Assignment =
Using "step" as the search string, find the matching lines below and copy them.

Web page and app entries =
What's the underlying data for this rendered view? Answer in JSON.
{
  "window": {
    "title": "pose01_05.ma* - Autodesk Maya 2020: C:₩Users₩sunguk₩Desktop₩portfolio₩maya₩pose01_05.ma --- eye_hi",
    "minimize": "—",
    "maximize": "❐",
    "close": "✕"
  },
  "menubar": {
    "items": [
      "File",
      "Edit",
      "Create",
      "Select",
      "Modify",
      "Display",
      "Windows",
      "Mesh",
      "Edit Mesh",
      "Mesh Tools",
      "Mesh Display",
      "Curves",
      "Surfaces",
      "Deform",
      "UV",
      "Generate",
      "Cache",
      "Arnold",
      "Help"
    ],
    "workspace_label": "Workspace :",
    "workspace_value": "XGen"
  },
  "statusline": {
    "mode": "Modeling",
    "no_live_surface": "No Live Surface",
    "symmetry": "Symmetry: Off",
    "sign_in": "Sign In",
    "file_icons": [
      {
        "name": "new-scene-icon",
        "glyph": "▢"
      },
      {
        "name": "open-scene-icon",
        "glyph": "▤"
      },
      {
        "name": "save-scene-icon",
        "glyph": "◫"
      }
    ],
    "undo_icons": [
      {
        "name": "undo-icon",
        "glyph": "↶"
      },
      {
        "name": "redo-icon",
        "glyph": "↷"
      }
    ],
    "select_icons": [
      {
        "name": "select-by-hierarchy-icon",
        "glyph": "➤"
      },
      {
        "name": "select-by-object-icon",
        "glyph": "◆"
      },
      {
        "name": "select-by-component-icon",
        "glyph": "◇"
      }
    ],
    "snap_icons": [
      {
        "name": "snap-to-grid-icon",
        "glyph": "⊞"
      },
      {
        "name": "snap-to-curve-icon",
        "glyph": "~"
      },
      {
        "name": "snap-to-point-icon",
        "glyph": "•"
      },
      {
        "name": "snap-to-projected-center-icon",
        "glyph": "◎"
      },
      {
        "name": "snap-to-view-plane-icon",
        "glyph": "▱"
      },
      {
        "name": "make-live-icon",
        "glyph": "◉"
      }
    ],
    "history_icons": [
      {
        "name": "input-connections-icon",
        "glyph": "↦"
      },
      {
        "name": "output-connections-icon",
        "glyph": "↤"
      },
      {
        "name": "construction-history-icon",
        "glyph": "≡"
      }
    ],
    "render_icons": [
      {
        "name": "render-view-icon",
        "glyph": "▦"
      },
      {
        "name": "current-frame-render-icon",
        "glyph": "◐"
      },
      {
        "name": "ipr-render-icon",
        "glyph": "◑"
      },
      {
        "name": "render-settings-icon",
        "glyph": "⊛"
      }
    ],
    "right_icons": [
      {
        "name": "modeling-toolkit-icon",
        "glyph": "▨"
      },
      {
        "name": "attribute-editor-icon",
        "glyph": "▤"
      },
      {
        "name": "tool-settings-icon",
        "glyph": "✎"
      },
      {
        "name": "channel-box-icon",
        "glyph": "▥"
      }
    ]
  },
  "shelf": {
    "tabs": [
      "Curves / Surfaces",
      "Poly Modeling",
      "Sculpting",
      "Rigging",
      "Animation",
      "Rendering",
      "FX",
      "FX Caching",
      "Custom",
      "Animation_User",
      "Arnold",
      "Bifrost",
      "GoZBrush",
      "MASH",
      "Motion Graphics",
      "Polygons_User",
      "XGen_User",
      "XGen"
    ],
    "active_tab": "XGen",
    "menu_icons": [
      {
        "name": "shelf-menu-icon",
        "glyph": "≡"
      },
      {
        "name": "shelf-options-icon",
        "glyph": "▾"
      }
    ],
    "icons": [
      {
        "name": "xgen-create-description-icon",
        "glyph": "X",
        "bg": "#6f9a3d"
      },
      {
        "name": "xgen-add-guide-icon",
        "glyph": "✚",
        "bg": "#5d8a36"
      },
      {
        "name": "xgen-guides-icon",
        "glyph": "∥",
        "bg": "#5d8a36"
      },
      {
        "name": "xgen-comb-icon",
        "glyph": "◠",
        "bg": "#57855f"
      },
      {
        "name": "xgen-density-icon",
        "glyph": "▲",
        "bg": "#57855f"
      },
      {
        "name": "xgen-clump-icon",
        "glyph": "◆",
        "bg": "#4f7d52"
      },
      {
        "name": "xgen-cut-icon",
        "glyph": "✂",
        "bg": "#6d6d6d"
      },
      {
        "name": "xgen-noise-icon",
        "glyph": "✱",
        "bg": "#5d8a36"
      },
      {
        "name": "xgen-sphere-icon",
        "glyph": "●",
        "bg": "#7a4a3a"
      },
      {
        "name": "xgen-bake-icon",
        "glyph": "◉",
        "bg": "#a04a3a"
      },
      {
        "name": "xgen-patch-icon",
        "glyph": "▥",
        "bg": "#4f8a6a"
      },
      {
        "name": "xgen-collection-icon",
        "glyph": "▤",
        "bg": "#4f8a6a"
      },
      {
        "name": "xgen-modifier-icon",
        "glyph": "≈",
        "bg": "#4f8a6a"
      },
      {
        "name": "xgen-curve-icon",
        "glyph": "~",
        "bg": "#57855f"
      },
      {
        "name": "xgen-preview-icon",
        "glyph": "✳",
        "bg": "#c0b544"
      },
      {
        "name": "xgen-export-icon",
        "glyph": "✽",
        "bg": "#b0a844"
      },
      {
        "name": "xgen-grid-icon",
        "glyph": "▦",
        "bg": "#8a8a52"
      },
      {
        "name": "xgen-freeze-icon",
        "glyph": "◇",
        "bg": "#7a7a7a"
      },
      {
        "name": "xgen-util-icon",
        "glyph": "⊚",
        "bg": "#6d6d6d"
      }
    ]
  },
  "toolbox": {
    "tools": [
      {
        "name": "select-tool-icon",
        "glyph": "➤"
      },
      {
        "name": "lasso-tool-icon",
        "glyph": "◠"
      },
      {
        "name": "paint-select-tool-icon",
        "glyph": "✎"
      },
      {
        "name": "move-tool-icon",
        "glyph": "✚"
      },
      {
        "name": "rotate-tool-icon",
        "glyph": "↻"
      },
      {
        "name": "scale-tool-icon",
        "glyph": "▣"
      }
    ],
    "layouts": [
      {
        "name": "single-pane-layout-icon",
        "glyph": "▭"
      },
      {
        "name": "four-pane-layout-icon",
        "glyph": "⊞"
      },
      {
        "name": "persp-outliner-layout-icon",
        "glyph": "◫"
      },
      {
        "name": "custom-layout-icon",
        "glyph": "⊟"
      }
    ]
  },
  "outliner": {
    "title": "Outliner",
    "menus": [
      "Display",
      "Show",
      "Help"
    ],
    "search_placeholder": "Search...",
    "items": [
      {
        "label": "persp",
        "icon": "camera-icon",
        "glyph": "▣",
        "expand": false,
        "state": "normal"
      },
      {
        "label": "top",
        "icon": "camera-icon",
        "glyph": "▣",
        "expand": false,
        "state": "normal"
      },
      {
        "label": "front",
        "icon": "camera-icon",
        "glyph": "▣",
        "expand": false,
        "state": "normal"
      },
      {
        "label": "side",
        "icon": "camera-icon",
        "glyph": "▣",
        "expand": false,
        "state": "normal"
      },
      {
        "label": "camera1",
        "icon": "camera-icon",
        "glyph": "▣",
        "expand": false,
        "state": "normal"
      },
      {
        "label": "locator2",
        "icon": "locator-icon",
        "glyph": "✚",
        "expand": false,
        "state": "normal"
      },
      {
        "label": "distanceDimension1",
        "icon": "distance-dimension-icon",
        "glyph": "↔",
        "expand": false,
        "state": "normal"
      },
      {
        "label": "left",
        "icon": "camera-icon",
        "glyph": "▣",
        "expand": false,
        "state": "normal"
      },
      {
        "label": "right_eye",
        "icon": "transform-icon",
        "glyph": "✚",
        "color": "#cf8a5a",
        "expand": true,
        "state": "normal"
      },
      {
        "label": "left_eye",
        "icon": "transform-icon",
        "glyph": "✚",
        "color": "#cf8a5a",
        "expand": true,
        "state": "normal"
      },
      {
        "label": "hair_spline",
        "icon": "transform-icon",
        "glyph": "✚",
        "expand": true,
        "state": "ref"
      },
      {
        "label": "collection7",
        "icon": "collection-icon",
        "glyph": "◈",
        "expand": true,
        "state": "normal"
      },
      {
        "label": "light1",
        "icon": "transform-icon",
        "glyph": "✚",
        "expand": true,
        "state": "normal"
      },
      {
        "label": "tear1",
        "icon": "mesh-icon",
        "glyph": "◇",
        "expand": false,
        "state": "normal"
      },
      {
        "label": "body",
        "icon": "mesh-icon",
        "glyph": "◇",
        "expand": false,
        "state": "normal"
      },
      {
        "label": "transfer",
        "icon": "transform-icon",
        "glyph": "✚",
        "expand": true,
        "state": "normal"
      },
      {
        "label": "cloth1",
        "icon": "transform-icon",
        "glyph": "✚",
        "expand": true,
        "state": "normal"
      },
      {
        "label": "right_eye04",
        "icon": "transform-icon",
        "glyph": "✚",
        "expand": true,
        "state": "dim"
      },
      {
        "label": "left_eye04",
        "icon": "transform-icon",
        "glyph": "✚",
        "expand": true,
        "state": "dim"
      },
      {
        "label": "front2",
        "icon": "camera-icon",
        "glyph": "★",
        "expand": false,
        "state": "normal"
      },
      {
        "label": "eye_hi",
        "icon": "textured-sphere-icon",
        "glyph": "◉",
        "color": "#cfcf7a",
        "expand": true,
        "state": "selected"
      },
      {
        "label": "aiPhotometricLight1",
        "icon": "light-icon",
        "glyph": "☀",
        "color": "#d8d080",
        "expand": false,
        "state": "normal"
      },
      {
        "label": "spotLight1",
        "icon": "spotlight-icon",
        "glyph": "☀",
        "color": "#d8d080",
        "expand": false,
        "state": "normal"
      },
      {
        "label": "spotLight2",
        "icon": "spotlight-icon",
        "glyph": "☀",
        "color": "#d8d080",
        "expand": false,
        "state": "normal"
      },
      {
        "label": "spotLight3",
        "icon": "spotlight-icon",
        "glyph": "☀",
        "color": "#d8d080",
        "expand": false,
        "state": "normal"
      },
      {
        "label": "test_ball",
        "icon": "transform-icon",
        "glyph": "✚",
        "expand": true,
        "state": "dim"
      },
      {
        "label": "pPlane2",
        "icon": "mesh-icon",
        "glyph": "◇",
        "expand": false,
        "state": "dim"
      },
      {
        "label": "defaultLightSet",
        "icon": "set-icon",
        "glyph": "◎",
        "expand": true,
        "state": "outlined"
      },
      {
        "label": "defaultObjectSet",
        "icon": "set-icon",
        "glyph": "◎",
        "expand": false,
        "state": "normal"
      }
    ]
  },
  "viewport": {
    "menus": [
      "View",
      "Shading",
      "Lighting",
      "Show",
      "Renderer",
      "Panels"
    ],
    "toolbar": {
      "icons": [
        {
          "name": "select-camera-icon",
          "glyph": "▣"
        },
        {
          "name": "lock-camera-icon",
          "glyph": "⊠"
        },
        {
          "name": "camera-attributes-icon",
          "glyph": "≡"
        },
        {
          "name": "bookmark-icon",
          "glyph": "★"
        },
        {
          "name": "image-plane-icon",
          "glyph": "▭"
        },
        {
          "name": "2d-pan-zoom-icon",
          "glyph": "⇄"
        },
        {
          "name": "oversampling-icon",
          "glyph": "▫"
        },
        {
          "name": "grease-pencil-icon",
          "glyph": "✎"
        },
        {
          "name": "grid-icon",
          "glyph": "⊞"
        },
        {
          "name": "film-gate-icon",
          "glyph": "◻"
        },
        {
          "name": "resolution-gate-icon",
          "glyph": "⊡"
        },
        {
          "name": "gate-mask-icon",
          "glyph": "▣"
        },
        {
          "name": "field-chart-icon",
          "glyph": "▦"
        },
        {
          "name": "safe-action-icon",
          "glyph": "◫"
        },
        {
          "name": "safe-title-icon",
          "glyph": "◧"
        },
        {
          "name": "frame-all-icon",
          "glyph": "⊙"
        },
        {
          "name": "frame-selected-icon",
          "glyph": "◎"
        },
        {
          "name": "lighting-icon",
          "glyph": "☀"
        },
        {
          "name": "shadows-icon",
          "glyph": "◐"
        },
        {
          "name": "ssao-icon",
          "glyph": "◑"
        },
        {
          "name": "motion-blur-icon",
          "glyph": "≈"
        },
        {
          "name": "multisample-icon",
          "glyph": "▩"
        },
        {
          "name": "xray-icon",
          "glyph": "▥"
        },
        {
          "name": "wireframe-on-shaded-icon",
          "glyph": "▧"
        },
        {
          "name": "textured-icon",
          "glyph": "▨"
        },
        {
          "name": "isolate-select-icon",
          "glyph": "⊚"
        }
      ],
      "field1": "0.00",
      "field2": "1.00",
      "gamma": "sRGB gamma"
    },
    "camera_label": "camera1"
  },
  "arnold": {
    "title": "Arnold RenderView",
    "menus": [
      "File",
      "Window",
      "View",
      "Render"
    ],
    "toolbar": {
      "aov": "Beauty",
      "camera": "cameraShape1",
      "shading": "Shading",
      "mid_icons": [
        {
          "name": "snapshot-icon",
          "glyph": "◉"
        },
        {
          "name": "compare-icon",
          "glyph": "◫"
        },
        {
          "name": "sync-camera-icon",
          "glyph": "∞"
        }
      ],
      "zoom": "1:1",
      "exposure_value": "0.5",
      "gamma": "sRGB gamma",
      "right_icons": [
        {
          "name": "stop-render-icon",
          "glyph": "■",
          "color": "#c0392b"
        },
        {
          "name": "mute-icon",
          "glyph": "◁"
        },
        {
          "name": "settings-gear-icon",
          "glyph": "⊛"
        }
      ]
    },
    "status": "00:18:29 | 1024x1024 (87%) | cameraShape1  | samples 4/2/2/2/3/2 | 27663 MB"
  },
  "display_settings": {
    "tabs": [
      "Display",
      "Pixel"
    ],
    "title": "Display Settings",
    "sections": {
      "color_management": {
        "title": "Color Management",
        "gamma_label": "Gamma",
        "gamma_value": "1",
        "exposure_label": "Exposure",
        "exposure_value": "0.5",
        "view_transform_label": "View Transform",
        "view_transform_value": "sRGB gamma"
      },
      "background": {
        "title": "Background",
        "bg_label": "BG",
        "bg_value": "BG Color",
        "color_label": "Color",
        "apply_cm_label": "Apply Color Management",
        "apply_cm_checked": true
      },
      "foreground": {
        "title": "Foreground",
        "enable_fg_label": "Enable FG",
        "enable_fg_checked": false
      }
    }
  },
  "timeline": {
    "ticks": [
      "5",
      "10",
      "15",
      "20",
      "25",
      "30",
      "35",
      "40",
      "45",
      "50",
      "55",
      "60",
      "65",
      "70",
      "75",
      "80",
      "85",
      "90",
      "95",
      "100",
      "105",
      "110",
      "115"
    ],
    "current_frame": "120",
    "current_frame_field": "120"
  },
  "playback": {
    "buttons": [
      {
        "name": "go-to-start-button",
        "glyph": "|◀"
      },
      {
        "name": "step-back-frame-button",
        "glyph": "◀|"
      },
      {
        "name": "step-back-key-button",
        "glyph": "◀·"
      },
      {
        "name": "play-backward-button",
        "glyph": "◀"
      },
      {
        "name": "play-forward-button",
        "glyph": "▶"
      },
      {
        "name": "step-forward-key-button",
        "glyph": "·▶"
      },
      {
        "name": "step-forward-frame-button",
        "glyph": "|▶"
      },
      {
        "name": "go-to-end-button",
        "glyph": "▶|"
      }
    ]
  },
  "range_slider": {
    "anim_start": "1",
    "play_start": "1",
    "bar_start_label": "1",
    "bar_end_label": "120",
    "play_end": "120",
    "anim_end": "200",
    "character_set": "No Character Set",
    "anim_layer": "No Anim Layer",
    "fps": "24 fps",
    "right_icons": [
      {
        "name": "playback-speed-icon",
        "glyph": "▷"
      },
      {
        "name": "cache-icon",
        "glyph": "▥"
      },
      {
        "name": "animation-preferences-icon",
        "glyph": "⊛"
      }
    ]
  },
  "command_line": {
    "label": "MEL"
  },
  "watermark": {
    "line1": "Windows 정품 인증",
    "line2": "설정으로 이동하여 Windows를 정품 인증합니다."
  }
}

Expected answer =
        "name": "step-back-frame-button",
        "name": "step-back-key-button",
        "name": "step-forward-key-button",
        "name": "step-forward-frame-button",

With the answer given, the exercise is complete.